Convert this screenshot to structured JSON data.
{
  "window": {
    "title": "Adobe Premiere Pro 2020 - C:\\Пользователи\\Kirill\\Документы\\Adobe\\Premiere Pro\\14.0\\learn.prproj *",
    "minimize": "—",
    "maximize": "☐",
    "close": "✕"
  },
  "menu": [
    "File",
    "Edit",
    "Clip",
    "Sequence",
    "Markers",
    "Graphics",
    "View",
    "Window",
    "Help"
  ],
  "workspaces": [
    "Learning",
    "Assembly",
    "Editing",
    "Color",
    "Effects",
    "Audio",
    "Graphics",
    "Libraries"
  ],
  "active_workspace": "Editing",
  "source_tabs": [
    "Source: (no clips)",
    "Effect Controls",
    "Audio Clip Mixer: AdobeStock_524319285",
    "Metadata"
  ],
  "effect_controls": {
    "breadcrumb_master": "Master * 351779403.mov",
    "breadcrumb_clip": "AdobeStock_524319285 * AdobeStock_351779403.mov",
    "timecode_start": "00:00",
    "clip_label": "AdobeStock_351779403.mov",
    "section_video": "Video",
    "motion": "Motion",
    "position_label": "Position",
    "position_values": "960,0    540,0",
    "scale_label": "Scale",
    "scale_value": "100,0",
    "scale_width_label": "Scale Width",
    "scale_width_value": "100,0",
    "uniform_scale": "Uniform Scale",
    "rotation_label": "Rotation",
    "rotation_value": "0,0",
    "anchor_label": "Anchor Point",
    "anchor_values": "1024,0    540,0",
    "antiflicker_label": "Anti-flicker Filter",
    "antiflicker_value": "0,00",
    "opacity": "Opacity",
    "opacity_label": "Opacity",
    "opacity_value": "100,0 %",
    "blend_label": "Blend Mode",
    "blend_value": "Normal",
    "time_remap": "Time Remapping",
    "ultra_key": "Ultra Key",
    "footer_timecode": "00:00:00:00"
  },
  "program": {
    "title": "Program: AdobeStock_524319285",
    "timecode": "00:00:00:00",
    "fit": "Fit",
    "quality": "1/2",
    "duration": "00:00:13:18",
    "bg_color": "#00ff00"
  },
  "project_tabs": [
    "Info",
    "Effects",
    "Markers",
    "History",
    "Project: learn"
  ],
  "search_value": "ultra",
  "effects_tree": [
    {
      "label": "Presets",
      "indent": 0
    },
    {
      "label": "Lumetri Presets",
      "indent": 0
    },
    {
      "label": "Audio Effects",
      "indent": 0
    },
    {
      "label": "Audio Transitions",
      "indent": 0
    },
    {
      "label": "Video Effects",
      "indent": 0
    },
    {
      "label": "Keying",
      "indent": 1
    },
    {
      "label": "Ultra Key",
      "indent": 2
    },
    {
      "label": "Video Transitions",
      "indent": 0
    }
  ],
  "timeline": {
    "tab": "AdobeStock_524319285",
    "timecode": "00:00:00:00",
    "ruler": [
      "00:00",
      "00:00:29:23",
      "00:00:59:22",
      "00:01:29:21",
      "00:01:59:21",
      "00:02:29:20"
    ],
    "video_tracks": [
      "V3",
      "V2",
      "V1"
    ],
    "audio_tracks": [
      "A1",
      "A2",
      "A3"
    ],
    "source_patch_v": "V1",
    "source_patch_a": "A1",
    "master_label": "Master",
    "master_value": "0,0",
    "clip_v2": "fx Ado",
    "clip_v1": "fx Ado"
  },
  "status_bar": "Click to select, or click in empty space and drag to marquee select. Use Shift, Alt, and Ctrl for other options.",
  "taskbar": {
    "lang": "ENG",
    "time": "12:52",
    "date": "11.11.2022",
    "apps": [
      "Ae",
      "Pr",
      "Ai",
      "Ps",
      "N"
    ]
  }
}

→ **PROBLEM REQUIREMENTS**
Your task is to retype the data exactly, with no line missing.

→ **TASK ANSWER**
Convert this screenshot to structured JSON data.
{
  "window": {
    "title": "Adobe Premiere Pro 2020 - C:\\Пользователи\\Kirill\\Документы\\Adobe\\Premiere Pro\\14.0\\learn.prproj *",
    "minimize": "—",
    "maximize": "☐",
    "close": "✕"
  },
  "menu": [
    "File",
    "Edit",
    "Clip",
    "Sequence",
    "Markers",
    "Graphics",
    "View",
    "Window",
    "Help"
  ],
  "workspaces": [
    "Learning",
    "Assembly",
    "Editing",
    "Color",
    "Effects",
    "Audio",
    "Graphics",
    "Libraries"
  ],
  "active_workspace": "Editing",
  "source_tabs": [
    "Source: (no clips)",
    "Effect Controls",
    "Audio Clip Mixer: AdobeStock_524319285",
    "Metadata"
  ],
  "effect_controls": {
    "breadcrumb_master": "Master * 351779403.mov",
    "breadcrumb_clip": "AdobeStock_524319285 * AdobeStock_351779403.mov",
    "timecode_start": "00:00",
    "clip_label": "AdobeStock_351779403.mov",
    "section_video": "Video",
    "motion": "Motion",
    "position_label": "Position",
    "position_values": "960,0    540,0",
    "scale_label": "Scale",
    "scale_value": "100,0",
    "scale_width_label": "Scale Width",
    "scale_width_value": "100,0",
    "uniform_scale": "Uniform Scale",
    "rotation_label": "Rotation",
    "rotation_value": "0,0",
    "anchor_label": "Anchor Point",
    "anchor_values": "1024,0    540,0",
    "antiflicker_label": "Anti-flicker Filter",
    "antiflicker_value": "0,00",
    "opacity": "Opacity",
    "opacity_label": "Opacity",
    "opacity_value": "100,0 %",
    "blend_label": "Blend Mode",
    "blend_value": "Normal",
    "time_remap": "Time Remapping",
    "ultra_key": "Ultra Key",
    "footer_timecode": "00:00:00:00"
  },
  "program": {
    "title": "Program: AdobeStock_524319285",
    "timecode": "00:00:00:00",
    "fit": "Fit",
    "quality": "1/2",
    "duration": "00:00:13:18",
    "bg_color": "#00ff00"
  },
  "project_tabs": [
    "Info",
    "Effects",
    "Markers",
    "History",
    "Project: learn"
  ],
  "search_value": "ultra",
  "effects_tree": [
    {
      "label": "Presets",
      "indent": 0
    },
    {
      "label": "Lumetri Presets",
      "indent": 0
    },
    {
      "label": "Audio Effects",
      "indent": 0
    },
    {
      "label": "Audio Transitions",
      "indent": 0
    },
    {
      "label": "Video Effects",
      "indent": 0
    },
    {
      "label": "Keying",
      "indent": 1
    },
    {
      "label": "Ultra Key",
      "indent": 2
    },
    {
      "label": "Video Transitions",
      "indent": 0
    }
  ],
  "timeline": {
    "tab": "AdobeStock_524319285",
    "timecode": "00:00:00:00",
    "ruler": [
      "00:00",
      "00:00:29:23",
      "00:00:59:22",
      "00:01:29:21",
      "00:01:59:21",
      "00:02:29:20"
    ],
    "video_tracks": [
      "V3",
      "V2",
      "V1"
    ],
    "audio_tracks": [
      "A1",
      "A2",
      "A3"
    ],
    "source_patch_v": "V1",
    "source_patch_a": "A1",
    "master_label": "Master",
    "master_value": "0,0",
    "clip_v2": "fx Ado",
    "clip_v1": "fx Ado"
  },
  "status_bar": "Click to select, or click in empty space and drag to marquee select. Use Shift, Alt, and Ctrl for other options.",
  "taskbar": {
    "lang": "ENG",
    "time": "12:52",
    "date": "11.11.2022",
    "apps": [
      "Ae",
      "Pr",
      "Ai",
      "Ps",
      "N"
    ]
  }
}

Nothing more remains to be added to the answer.